▶ About this task: Pick out every line of the entries below where "quick" occurs, and copy those lines.

(Beginning of Input)

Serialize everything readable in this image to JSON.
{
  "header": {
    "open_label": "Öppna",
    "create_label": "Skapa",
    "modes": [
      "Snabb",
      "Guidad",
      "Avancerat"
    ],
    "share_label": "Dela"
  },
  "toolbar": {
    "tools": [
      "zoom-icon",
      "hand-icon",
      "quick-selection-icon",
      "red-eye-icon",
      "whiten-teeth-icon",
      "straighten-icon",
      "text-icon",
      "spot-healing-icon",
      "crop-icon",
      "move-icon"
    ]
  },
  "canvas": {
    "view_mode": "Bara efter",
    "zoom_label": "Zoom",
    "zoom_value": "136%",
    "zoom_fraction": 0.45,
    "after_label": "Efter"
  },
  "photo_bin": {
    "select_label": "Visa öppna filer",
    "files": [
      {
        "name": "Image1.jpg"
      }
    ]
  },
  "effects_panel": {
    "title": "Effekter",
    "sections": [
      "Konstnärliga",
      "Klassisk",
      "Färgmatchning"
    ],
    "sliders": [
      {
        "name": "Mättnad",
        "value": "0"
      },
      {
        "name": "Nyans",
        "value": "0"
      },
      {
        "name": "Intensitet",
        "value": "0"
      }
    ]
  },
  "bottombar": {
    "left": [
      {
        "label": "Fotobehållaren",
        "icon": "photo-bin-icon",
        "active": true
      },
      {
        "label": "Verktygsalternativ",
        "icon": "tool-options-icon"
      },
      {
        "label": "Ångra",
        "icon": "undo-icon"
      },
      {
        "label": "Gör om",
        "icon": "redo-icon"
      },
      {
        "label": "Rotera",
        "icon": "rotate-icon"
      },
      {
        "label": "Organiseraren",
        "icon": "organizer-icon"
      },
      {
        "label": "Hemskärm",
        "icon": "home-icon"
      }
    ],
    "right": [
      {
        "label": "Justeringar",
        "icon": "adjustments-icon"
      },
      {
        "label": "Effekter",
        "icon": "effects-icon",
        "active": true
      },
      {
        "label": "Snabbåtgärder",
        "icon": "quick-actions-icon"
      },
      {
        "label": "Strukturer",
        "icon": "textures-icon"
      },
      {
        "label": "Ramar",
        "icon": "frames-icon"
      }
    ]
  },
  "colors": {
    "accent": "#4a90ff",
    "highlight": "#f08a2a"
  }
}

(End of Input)

▶ Output of the exercise:
      "quick-selection-icon",
        "icon": "quick-actions-icon"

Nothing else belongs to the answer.